You know those buttons at places like airports and service stations that customers can press to show that they feel happy, unhappy, or indifferent about the service they have received? Well, it seems that Sports Direct has implemented something similar to discover how staff feel about the working conditions at one of its warehouses.
The organisation has come in for some criticism in recent times, and this idea is reported to be one of a number of measures put in place. According to the Guardian, workers are asked to use a touchpad to select a ‘happy’ or a ‘sad’ emoji. Sad emojis trigger an invitation to discuss the problem.
We are all for open channels of communication between employers and employees, and if this sort of system is well thought out and it works for organisations and for individuals then that can only be a good thing for ongoing relations.
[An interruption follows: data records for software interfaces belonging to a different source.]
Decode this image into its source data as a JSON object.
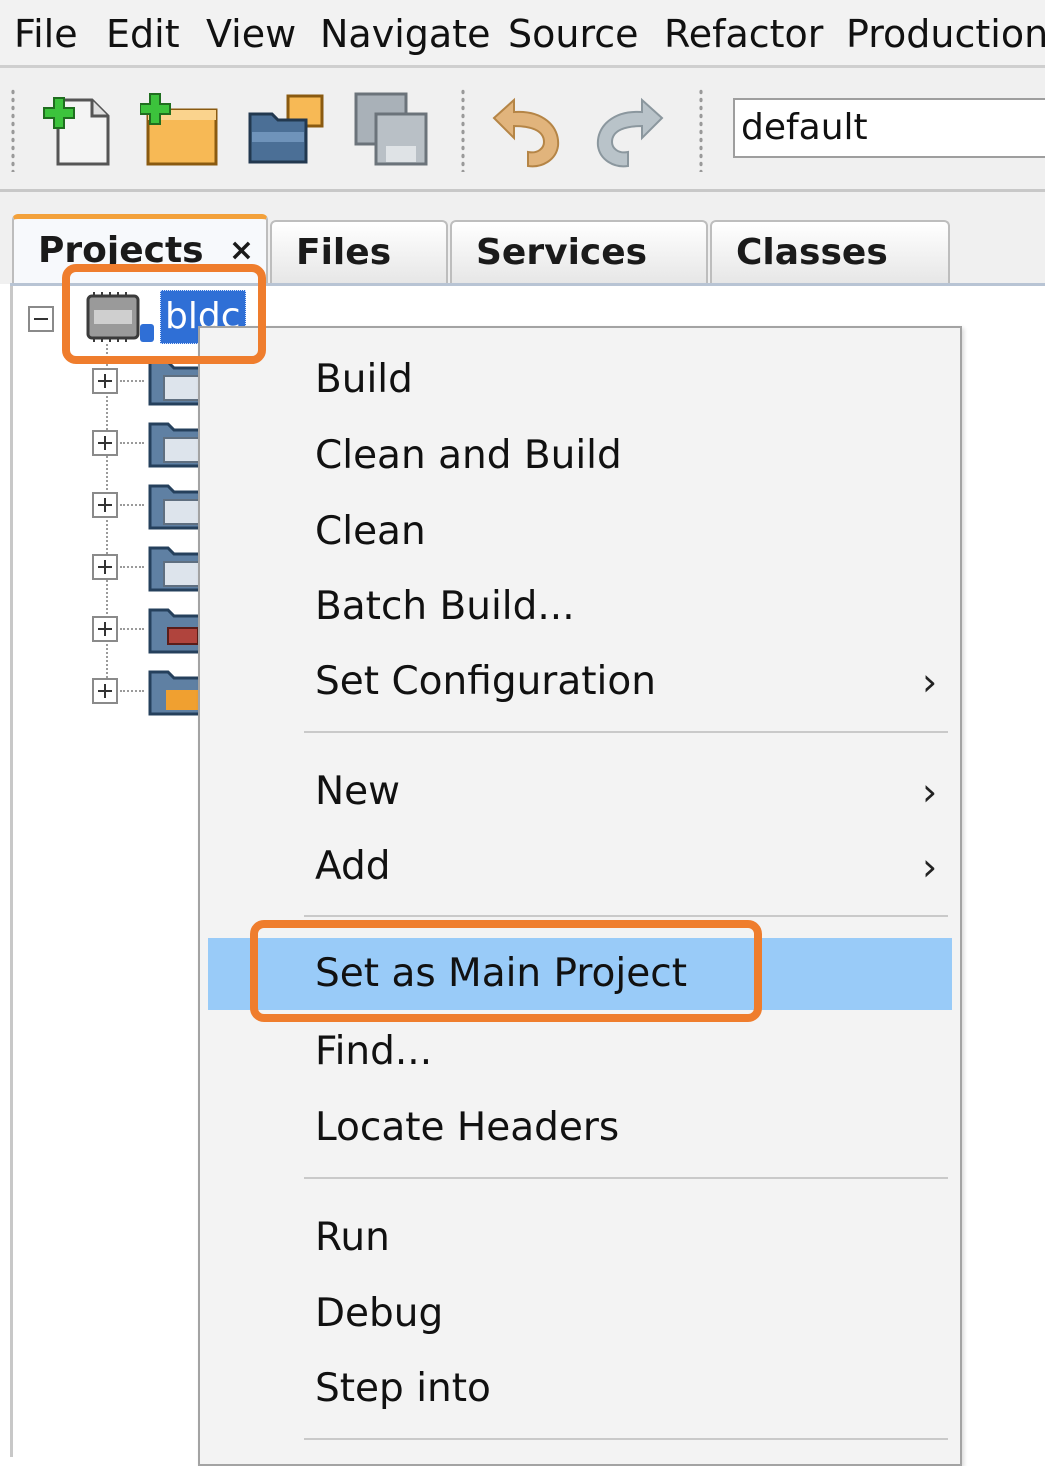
{
  "menubar": {
    "items": [
      "File",
      "Edit",
      "View",
      "Navigate",
      "Source",
      "Refactor",
      "Production"
    ]
  },
  "toolbar": {
    "buttons": [
      "new-file-icon",
      "new-project-icon",
      "open-project-icon",
      "save-all-icon",
      "undo-icon",
      "redo-icon"
    ],
    "configuration": "default"
  },
  "tabs": [
    {
      "label": "Projects",
      "close": "×",
      "active": true
    },
    {
      "label": "Files"
    },
    {
      "label": "Services"
    },
    {
      "label": "Classes"
    }
  ],
  "tree": {
    "root": "bldc",
    "children_icons": [
      "header-files-folder-icon",
      "library-files-folder-icon",
      "linker-files-folder-icon",
      "source-files-folder-icon",
      "libraries-folder-icon",
      "loadables-folder-icon"
    ]
  },
  "context_menu": {
    "items": [
      {
        "label": "Build"
      },
      {
        "label": "Clean and Build"
      },
      {
        "label": "Clean"
      },
      {
        "label": "Batch Build..."
      },
      {
        "label": "Set Configuration",
        "submenu": true
      },
      {
        "label": "New",
        "submenu": true
      },
      {
        "label": "Add",
        "submenu": true
      },
      {
        "label": "Set as Main Project",
        "selected": true
      },
      {
        "label": "Find..."
      },
      {
        "label": "Locate Headers"
      },
      {
        "label": "Run"
      },
      {
        "label": "Debug"
      },
      {
        "label": "Step into"
      }
    ],
    "submenu_arrow": "›"
  },
  "colors": {
    "highlight_box": "#ef7d2d",
    "selection_blue": "#2f6fd6",
    "menu_hover": "#99cbf8",
    "active_tab_accent": "#f3a13b"
  }
}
The benefits of employee engagement are well documented. Those who feel that they are a valued part of an organisation tend to repay their employer in loyalty, productivity and, ultimately, profitability. Situations can be improved; problems tackled. And while meaningful consultation and a willingness to act on employee feedback will require an investment on an employer’s part, the potential benefits of this are there for the taking.